This discussion raises the question of what will happen at the PRA restaurant when all European food is banned in a couple of years’ time. This is important: if the quality of the fare suffers, some insurers may be tempted to patronise Bernadino’s restaurant instead. Insurers may moan about the Solvency II menu, but what menu would we prefer? The American diet of charred steak in amortised cost would be a return to the culinary dark ages. We have no appetite for the International Cooking Standard (ICS): the UK is not ready for an Indian or Chinese takeaway at the Bank of England, and the overpowering odour of a Basel cheese fondue would probably put diners off. We hope that Sam will remain the proprietor. We believe that the menu should remain similar to Solvency II, though greater care will be needed over the sourcing of the ingredients. To return to the important question of the digestif, cognac and grappa will be out of bounds, alas, and we will probably be restricted to a range of malts. Come to think of it, even that may be at risk. It is a little worrying that some in the PRA are attracted to the faddish macroprudential diet, based on counter-cyclical beans and pulses. Yuk. The bankers say it is good for their health. They can keep it.

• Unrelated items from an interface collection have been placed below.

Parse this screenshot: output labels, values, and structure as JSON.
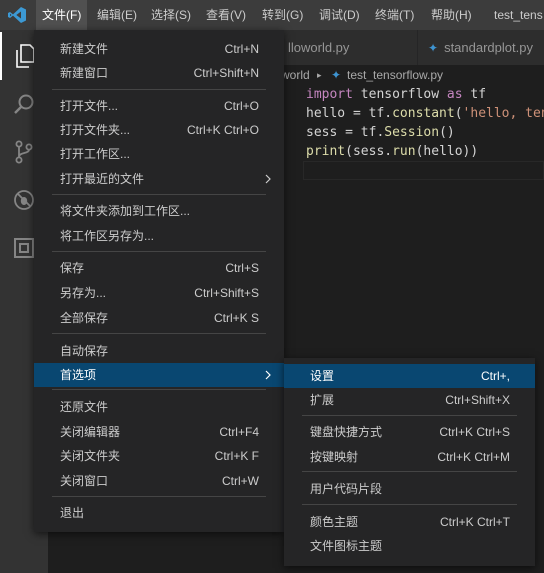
{
  "menubar": {
    "items": [
      "文件(F)",
      "编辑(E)",
      "选择(S)",
      "查看(V)",
      "转到(G)",
      "调试(D)",
      "终端(T)",
      "帮助(H)"
    ],
    "window_title": "test_tens"
  },
  "tabs": [
    "lloworld.py",
    "standardplot.py"
  ],
  "breadcrumb": {
    "folder": "world",
    "file": "test_tensorflow.py"
  },
  "code": [
    [
      {
        "t": "import",
        "c": "kw"
      },
      {
        "t": " tensorflow "
      },
      {
        "t": "as",
        "c": "kw"
      },
      {
        "t": " tf"
      }
    ],
    [
      {
        "t": "hello = tf."
      },
      {
        "t": "constant",
        "c": "fn"
      },
      {
        "t": "("
      },
      {
        "t": "'hello, tens",
        "c": "str"
      }
    ],
    [
      {
        "t": "sess = tf."
      },
      {
        "t": "Session",
        "c": "fn"
      },
      {
        "t": "()"
      }
    ],
    [
      {
        "t": "print",
        "c": "fn"
      },
      {
        "t": "(sess."
      },
      {
        "t": "run",
        "c": "fn"
      },
      {
        "t": "(hello))"
      }
    ]
  ],
  "file_menu": {
    "items": [
      {
        "label": "新建文件",
        "shortcut": "Ctrl+N"
      },
      {
        "label": "新建窗口",
        "shortcut": "Ctrl+Shift+N"
      },
      {
        "label": "打开文件...",
        "shortcut": "Ctrl+O"
      },
      {
        "label": "打开文件夹...",
        "shortcut": "Ctrl+K Ctrl+O"
      },
      {
        "label": "打开工作区...",
        "shortcut": ""
      },
      {
        "label": "打开最近的文件",
        "shortcut": "",
        "submenu": true
      },
      {
        "label": "将文件夹添加到工作区...",
        "shortcut": ""
      },
      {
        "label": "将工作区另存为...",
        "shortcut": ""
      },
      {
        "label": "保存",
        "shortcut": "Ctrl+S"
      },
      {
        "label": "另存为...",
        "shortcut": "Ctrl+Shift+S"
      },
      {
        "label": "全部保存",
        "shortcut": "Ctrl+K S"
      },
      {
        "label": "自动保存",
        "shortcut": ""
      },
      {
        "label": "首选项",
        "shortcut": "",
        "submenu": true,
        "selected": true
      },
      {
        "label": "还原文件",
        "shortcut": ""
      },
      {
        "label": "关闭编辑器",
        "shortcut": "Ctrl+F4"
      },
      {
        "label": "关闭文件夹",
        "shortcut": "Ctrl+K F"
      },
      {
        "label": "关闭窗口",
        "shortcut": "Ctrl+W"
      },
      {
        "label": "退出",
        "shortcut": ""
      }
    ]
  },
  "preferences_menu": {
    "items": [
      {
        "label": "设置",
        "shortcut": "Ctrl+,",
        "selected": true
      },
      {
        "label": "扩展",
        "shortcut": "Ctrl+Shift+X"
      },
      {
        "label": "键盘快捷方式",
        "shortcut": "Ctrl+K Ctrl+S"
      },
      {
        "label": "按键映射",
        "shortcut": "Ctrl+K Ctrl+M"
      },
      {
        "label": "用户代码片段",
        "shortcut": ""
      },
      {
        "label": "颜色主题",
        "shortcut": "Ctrl+K Ctrl+T"
      },
      {
        "label": "文件图标主题",
        "shortcut": ""
      }
    ]
  },
  "activity_icons": [
    "explorer-icon",
    "search-icon",
    "source-control-icon",
    "debug-icon",
    "extensions-icon"
  ],
  "colors": {
    "menubar_bg": "#3c3c3c",
    "menu_bg": "#252526",
    "selection": "#094771",
    "activity_bar_bg": "#333333",
    "editor_bg": "#1e1e1e",
    "python_icon": "#3e94d1"
  }
}
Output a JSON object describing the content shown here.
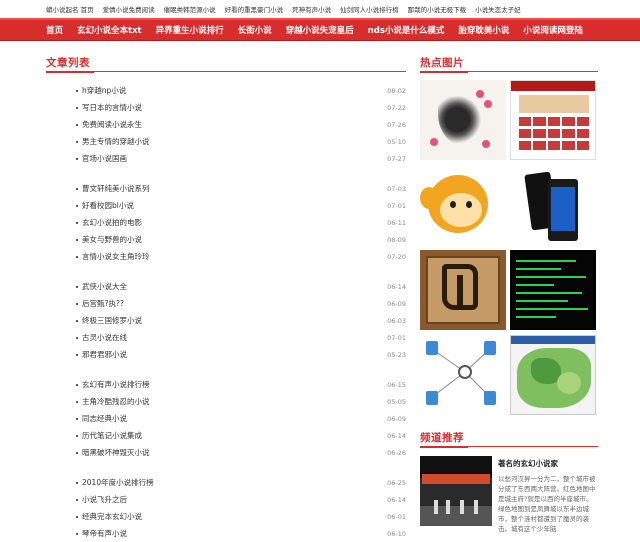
{
  "topbar": {
    "links": [
      "蟒小说起名 首页",
      "爱情小说免费阅读",
      "催眠类韩范源小说",
      "好看的重黑豪门小说",
      "死神有声小说",
      "仙剑同人小说排行榜",
      "鄙哉的小说无极下载",
      "小说失恋太子妃"
    ]
  },
  "nav": {
    "items": [
      "首页",
      "玄幻小说全本txt",
      "异界重生小说排行",
      "长街小说",
      "穿越小说失宠皇后",
      "nds小说是什么模式",
      "胎穿耽美小说",
      "小说阅读网登陆"
    ]
  },
  "articles": {
    "title": "文章列表",
    "groups": [
      [
        {
          "title": "h穿越np小说",
          "date": "08-02"
        },
        {
          "title": "写日本的言情小说",
          "date": "07-22"
        },
        {
          "title": "免费阅读小说永生",
          "date": "07-26"
        },
        {
          "title": "男主专情的穿越小说",
          "date": "05-10"
        },
        {
          "title": "官场小说国画",
          "date": "07-27"
        }
      ],
      [
        {
          "title": "曹文轩纯美小说系列",
          "date": "07-03"
        },
        {
          "title": "好看校园bl小说",
          "date": "07-01"
        },
        {
          "title": "玄幻小说拍的电影",
          "date": "06-11"
        },
        {
          "title": "美女与野兽的小说",
          "date": "08-09"
        },
        {
          "title": "言情小说女主角玲玲",
          "date": "07-20"
        }
      ],
      [
        {
          "title": "武侠小说大全",
          "date": "06-14"
        },
        {
          "title": "后宫甄?执??",
          "date": "06-09"
        },
        {
          "title": "终极三国修罗小说",
          "date": "06-03"
        },
        {
          "title": "古灵小说在线",
          "date": "07-01"
        },
        {
          "title": "邪君君邪小说",
          "date": "05-23"
        }
      ],
      [
        {
          "title": "玄幻有声小说排行榜",
          "date": "06-15"
        },
        {
          "title": "主角冷酷残忍的小说",
          "date": "05-05"
        },
        {
          "title": "同志经典小说",
          "date": "06-09"
        },
        {
          "title": "历代笔记小说集成",
          "date": "06-14"
        },
        {
          "title": "暗黑破坏神毁灭小说",
          "date": "06-26"
        }
      ],
      [
        {
          "title": "2010年度小说排行榜",
          "date": "06-25"
        },
        {
          "title": "小说飞升之后",
          "date": "06-14"
        },
        {
          "title": "经典完本玄幻小说",
          "date": "06-01"
        },
        {
          "title": "琴帝有声小说",
          "date": "06-10"
        }
      ]
    ]
  },
  "hot_pics": {
    "title": "热点图片"
  },
  "recommend": {
    "title": "频道推荐",
    "item_title": "著名的玄幻小说家",
    "item_desc": "以愁河汉昇一分为二，整个城市被分成了东西两大阵营。红色地图中是城主府?就是以西的半座城市。绿色地图到是凤舞城以东半边城市，整个涟村都遭到了魔灵的袭击。城有这个少年脑"
  },
  "colors": {
    "accent": "#d82d2d",
    "nav_bg": "#d82d2d"
  }
}
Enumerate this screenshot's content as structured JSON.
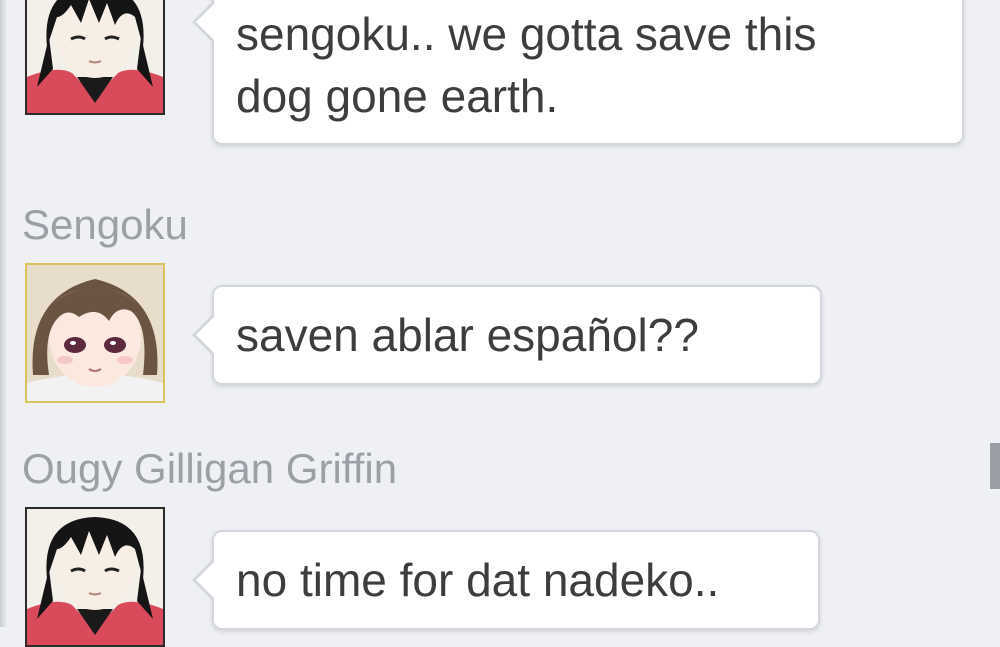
{
  "messages": [
    {
      "sender": "",
      "avatar": "dark-haired-character-avatar-icon",
      "lines": [
        "sengoku.. we gotta save this",
        "dog gone earth."
      ]
    },
    {
      "sender": "Sengoku",
      "avatar": "brown-haired-girl-avatar-icon",
      "lines": [
        "saven ablar español??"
      ]
    },
    {
      "sender": "Ougy Gilligan Griffin",
      "avatar": "dark-haired-character-avatar-icon",
      "lines": [
        "no time for dat nadeko.."
      ]
    }
  ],
  "colors": {
    "background": "#eef0f4",
    "bubble": "#ffffff",
    "bubble_border": "#d3d6dc",
    "message_text": "#3d3d3d",
    "sender_name": "#9c9fa5"
  }
}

Of course the PRA will no longer be able to call itself a restaurant, as this is a French word. Insurers will dine at the PRA caff. One thing that sadly will not change is the astronomical bill.

Last updated 29/03/2017